Bookmaker William Hill has said this year's Stirling Prize is one of the closest in the history of the high-profile architectural award.
The turf accountant admitted it had been surprised by how little cash had been wagered on the prize, and blamed the lack of a clear frontrunner for the slow betting in the run up to tomorrow night's televised ceremony (11 October).
A spokesman for William Hill said: 'Betting has been really quiet so far as obviously no-one has got any huge conviction about who will go on and win.

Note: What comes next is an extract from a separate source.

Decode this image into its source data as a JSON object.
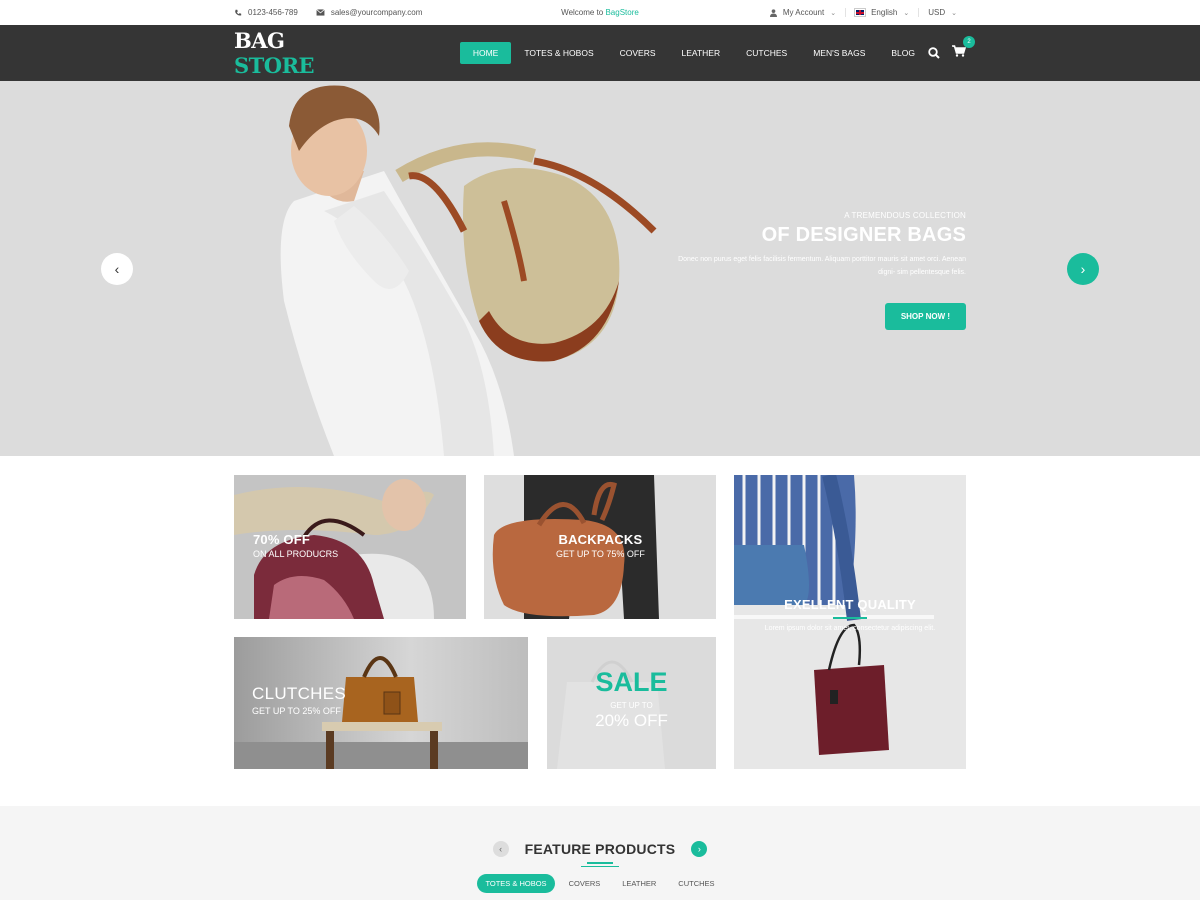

'Architecture is quite a small community so you'd expect whispers to be going around and a frontrunner emerge. Traditionally we have lost money on the Stirling but, unlike in previous years, there is no stand-out favourite.
He added: 'However, this is certainly the closest race for the Stirling Prize this millennium.'
As the frontrunners continue to change, Allford Hall Monaghan Morris' Westminster Academy in London has been shuffled to the top of the pack with odds of 3/1.
In second spot is Denton Corker Marshall's Manchester Civil Justice Centre at odds of 7/2, while Nordpark Cable Railway by Zaha Hadid Architects is now 4/1. However, there is little to split the field with the Accordia development in Cambridge, which is propping up the six finalists, priced at 5/1.
The winner will be announced tomorrow (11 October) from Liverpool's BT Arena and Convention Centre, designed by previous Stirling Prize-winner Wilkinson Eyre.